### Data in this exercise
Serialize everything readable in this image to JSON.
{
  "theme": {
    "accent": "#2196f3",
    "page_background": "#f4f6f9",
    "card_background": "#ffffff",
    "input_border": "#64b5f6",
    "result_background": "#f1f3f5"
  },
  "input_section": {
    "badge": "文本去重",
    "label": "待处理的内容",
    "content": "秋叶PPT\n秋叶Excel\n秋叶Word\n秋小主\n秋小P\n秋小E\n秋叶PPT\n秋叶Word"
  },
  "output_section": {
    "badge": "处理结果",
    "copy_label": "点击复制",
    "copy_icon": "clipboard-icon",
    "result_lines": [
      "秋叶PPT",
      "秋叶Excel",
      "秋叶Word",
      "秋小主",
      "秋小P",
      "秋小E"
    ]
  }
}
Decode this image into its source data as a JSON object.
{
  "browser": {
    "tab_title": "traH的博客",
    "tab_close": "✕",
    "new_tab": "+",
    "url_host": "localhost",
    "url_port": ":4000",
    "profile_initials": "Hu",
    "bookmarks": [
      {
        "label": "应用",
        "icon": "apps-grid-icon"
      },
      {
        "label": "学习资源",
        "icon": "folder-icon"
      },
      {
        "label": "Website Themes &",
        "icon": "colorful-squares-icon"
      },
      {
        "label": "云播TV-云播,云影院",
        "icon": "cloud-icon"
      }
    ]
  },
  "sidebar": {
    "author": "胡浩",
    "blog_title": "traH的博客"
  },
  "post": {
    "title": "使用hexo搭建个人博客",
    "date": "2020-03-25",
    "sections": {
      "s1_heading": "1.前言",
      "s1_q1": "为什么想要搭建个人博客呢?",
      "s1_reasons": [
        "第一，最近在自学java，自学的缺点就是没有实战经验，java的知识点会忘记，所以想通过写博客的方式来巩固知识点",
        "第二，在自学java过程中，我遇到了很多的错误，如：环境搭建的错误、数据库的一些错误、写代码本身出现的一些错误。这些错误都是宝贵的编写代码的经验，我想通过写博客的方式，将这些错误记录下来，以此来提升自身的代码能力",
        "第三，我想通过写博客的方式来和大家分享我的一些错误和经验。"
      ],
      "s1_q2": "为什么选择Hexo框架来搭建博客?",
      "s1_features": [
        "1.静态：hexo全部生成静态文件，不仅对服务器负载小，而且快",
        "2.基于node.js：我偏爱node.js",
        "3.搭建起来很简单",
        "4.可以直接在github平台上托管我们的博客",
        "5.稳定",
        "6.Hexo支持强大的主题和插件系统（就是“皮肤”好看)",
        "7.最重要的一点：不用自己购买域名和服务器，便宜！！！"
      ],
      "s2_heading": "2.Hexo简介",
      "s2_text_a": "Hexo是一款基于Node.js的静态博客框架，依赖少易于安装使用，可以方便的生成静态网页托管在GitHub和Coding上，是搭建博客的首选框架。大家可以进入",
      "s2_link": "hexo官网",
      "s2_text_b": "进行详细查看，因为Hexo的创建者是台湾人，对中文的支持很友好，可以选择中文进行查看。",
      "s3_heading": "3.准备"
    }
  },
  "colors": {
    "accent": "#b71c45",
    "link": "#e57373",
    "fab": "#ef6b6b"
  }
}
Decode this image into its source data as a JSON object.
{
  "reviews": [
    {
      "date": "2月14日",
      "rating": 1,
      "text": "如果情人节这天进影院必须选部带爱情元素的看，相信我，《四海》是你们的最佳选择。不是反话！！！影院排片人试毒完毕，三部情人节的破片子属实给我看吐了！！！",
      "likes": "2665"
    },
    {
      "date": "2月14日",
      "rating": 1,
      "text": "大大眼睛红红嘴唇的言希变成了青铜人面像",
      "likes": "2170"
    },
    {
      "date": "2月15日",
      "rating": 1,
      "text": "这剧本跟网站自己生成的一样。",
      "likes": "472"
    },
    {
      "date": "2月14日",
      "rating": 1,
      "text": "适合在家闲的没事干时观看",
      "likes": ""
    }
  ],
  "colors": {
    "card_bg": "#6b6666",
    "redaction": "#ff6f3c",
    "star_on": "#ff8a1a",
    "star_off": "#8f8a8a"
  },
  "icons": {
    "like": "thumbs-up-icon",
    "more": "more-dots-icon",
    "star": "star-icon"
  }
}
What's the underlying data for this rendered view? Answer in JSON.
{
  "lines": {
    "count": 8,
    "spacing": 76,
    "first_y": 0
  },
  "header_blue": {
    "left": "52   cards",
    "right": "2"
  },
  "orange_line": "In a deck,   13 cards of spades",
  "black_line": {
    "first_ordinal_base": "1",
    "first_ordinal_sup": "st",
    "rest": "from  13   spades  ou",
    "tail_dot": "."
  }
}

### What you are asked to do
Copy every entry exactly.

### Solution
Serialize everything readable in this image to JSON.
{
  "theme": {
    "accent": "#2196f3",
    "page_background": "#f4f6f9",
    "card_background": "#ffffff",
    "input_border": "#64b5f6",
    "result_background": "#f1f3f5"
  },
  "input_section": {
    "badge": "文本去重",
    "label": "待处理的内容",
    "content": "秋叶PPT\n秋叶Excel\n秋叶Word\n秋小主\n秋小P\n秋小E\n秋叶PPT\n秋叶Word"
  },
  "output_section": {
    "badge": "处理结果",
    "copy_label": "点击复制",
    "copy_icon": "clipboard-icon",
    "result_lines": [
      "秋叶PPT",
      "秋叶Excel",
      "秋叶Word",
      "秋小主",
      "秋小P",
      "秋小E"
    ]
  }
}
Decode this image into its source data as a JSON object.
{
  "browser": {
    "tab_title": "traH的博客",
    "tab_close": "✕",
    "new_tab": "+",
    "url_host": "localhost",
    "url_port": ":4000",
    "profile_initials": "Hu",
    "bookmarks": [
      {
        "label": "应用",
        "icon": "apps-grid-icon"
      },
      {
        "label": "学习资源",
        "icon": "folder-icon"
      },
      {
        "label": "Website Themes &",
        "icon": "colorful-squares-icon"
      },
      {
        "label": "云播TV-云播,云影院",
        "icon": "cloud-icon"
      }
    ]
  },
  "sidebar": {
    "author": "胡浩",
    "blog_title": "traH的博客"
  },
  "post": {
    "title": "使用hexo搭建个人博客",
    "date": "2020-03-25",
    "sections": {
      "s1_heading": "1.前言",
      "s1_q1": "为什么想要搭建个人博客呢?",
      "s1_reasons": [
        "第一，最近在自学java，自学的缺点就是没有实战经验，java的知识点会忘记，所以想通过写博客的方式来巩固知识点",
        "第二，在自学java过程中，我遇到了很多的错误，如：环境搭建的错误、数据库的一些错误、写代码本身出现的一些错误。这些错误都是宝贵的编写代码的经验，我想通过写博客的方式，将这些错误记录下来，以此来提升自身的代码能力",
        "第三，我想通过写博客的方式来和大家分享我的一些错误和经验。"
      ],
      "s1_q2": "为什么选择Hexo框架来搭建博客?",
      "s1_features": [
        "1.静态：hexo全部生成静态文件，不仅对服务器负载小，而且快",
        "2.基于node.js：我偏爱node.js",
        "3.搭建起来很简单",
        "4.可以直接在github平台上托管我们的博客",
        "5.稳定",
        "6.Hexo支持强大的主题和插件系统（就是“皮肤”好看)",
        "7.最重要的一点：不用自己购买域名和服务器，便宜！！！"
      ],
      "s2_heading": "2.Hexo简介",
      "s2_text_a": "Hexo是一款基于Node.js的静态博客框架，依赖少易于安装使用，可以方便的生成静态网页托管在GitHub和Coding上，是搭建博客的首选框架。大家可以进入",
      "s2_link": "hexo官网",
      "s2_text_b": "进行详细查看，因为Hexo的创建者是台湾人，对中文的支持很友好，可以选择中文进行查看。",
      "s3_heading": "3.准备"
    }
  },
  "colors": {
    "accent": "#b71c45",
    "link": "#e57373",
    "fab": "#ef6b6b"
  }
}
Decode this image into its source data as a JSON object.
{
  "reviews": [
    {
      "date": "2月14日",
      "rating": 1,
      "text": "如果情人节这天进影院必须选部带爱情元素的看，相信我，《四海》是你们的最佳选择。不是反话！！！影院排片人试毒完毕，三部情人节的破片子属实给我看吐了！！！",
      "likes": "2665"
    },
    {
      "date": "2月14日",
      "rating": 1,
      "text": "大大眼睛红红嘴唇的言希变成了青铜人面像",
      "likes": "2170"
    },
    {
      "date": "2月15日",
      "rating": 1,
      "text": "这剧本跟网站自己生成的一样。",
      "likes": "472"
    },
    {
      "date": "2月14日",
      "rating": 1,
      "text": "适合在家闲的没事干时观看",
      "likes": ""
    }
  ],
  "colors": {
    "card_bg": "#6b6666",
    "redaction": "#ff6f3c",
    "star_on": "#ff8a1a",
    "star_off": "#8f8a8a"
  },
  "icons": {
    "like": "thumbs-up-icon",
    "more": "more-dots-icon",
    "star": "star-icon"
  }
}
What's the underlying data for this rendered view? Answer in JSON.
{
  "lines": {
    "count": 8,
    "spacing": 76,
    "first_y": 0
  },
  "header_blue": {
    "left": "52   cards",
    "right": "2"
  },
  "orange_line": "In a deck,   13 cards of spades",
  "black_line": {
    "first_ordinal_base": "1",
    "first_ordinal_sup": "st",
    "rest": "from  13   spades  ou",
    "tail_dot": "."
  }
}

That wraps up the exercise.